ALBANY, N.Y. – Local lawmakers met at the Capitol on Tuesday morning before traveling to New York City for the funeral of Mario Cuomo.
Cuomo’s service was held in Manhattan at the St. Ignatius Loyola Church. The services were open to family and friends of the Cuomo family.
State Police lined up in front of the church in Manhattan as many people lined the streets and waited to enter. Those attending had to be on a list in order to be admitted.
Two of Mario’s daughters did readings at the funeral mass. His grandchildren also stood on the altar to read the Prayers of the Faithful.
On Monday, hundreds of people said their final goodbyes at Cuomo’s wake, held at the Frank E. Campbell Funeral home in New York City. High profile public figures like Vice President Joe Biden and his wife, the Minority Leader of the House Nancy Pelosi, and Democrat Senator Chuck Schumer came out to pay their respects.
Some of the lawmakers headed to the funeral said they remember Cuomo as a leader who was very much for the people.

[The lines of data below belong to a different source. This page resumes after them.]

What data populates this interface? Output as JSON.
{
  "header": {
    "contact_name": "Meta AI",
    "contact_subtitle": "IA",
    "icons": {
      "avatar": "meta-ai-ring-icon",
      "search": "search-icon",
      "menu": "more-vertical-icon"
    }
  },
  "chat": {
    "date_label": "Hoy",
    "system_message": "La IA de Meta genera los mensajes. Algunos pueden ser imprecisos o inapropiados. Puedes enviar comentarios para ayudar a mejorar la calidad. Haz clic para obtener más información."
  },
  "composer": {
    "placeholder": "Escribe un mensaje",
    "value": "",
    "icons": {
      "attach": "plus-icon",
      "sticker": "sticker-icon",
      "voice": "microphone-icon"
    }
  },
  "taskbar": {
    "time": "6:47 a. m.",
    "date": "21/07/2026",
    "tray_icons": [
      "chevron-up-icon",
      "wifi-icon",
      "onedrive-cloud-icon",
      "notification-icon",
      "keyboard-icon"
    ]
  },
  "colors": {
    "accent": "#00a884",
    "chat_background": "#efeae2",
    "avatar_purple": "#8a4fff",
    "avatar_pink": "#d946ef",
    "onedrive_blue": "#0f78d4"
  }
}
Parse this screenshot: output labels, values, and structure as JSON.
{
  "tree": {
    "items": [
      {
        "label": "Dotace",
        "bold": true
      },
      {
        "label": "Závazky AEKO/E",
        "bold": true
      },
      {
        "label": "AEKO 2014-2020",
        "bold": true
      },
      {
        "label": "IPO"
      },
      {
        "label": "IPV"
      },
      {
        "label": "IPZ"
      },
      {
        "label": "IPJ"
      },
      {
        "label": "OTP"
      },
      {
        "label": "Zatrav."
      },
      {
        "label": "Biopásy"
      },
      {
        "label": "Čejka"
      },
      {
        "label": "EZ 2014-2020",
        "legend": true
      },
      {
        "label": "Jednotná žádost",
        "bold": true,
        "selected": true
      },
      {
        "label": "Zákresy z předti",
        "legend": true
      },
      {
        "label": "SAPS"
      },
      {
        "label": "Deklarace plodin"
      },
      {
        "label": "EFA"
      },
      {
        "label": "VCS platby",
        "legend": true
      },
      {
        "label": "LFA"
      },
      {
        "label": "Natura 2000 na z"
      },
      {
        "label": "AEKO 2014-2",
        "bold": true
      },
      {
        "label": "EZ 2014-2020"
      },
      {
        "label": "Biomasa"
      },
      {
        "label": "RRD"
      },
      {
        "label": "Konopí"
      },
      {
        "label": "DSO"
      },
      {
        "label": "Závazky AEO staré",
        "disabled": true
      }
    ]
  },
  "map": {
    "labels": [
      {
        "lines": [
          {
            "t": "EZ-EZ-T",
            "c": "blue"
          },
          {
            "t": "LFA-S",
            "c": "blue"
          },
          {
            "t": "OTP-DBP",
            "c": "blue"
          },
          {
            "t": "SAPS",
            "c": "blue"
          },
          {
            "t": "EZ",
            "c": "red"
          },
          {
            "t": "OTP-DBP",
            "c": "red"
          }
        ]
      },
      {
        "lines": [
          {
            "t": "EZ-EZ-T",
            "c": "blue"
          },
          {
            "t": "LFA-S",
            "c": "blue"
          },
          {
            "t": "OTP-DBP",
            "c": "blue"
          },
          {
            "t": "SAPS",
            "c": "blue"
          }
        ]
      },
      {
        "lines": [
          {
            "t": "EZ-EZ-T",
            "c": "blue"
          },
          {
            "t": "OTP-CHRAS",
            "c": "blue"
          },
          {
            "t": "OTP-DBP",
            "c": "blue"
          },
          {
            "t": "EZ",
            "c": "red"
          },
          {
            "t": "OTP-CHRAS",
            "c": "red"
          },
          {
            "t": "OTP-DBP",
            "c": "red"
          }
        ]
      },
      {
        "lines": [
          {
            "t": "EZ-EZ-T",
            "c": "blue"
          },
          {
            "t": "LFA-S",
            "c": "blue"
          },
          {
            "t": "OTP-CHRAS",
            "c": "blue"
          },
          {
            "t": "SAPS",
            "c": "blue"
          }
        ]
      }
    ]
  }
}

Senator Joseph Griffo of the 47th District said he was the Mayor of Rome in Central New York during Cuomo’s last term and that despite political and ideological differences, he respected the Governor.
“He worked hard. He was a tireless worker. A very intelligent man, concerned for the people,” Griffo said. “He was very informed on the issues, very involved in trying to get to know what needed to be done and how to not only be attentive, but also responsive to those needs.”
New York Senator Kirsten Gillibrand traveled to New York for the funeral services.
“He was a role model,” she said. “He was a mentor. He was someone who helped me when I was a young congressional candidate without much of a chance.”
Those who worked with him in the legislature said he was incredibly intelligent, well read, and he did his homework.
“When you went to discuss a bill with him, and I’ve said this on many occasions, you better be prepared because he knew the bill inside and out,” Sen. Rep. Majority Leader Dean Skelos said.
Republican Senator Hugh Farley of the 49th District said he was part of the legislature all 12 years Cuomo was in office. He said they were close friends.
“He always was very interested in his job. He worked hard at his job. He paid attention, and he worked very hard at being governor,” he said.
“I was just so impressed with his eloquence,” Sen. Betty Little said. “You came out of there thinking you ought to believe everything he said even though you didn’t agree with it.”
Cuomo was remembered as a liberal icon. His son said he called himself a progressive pragmatist and that he believed in government and its power to help people. He focused on doing what was right regardless of what it would mean for him politically.
“He really was an example of how a governor should conduct themselves,” Skelos said. “Challenging the legislature but also respecting the legislature.”
“Family was first with him no question,” Farley said. “But his family was also the state of New York.”
In lieu of flowers, the Cuomo family requests contributions be made to HELP USA for the Mario M. Cuomo Mentoring Fund.
Governor Andrew Cuomo has postponed his state-of-the state address until January 21. It was initially scheduled for Wednesday, but has been pushed back after the news of his father’s death last week.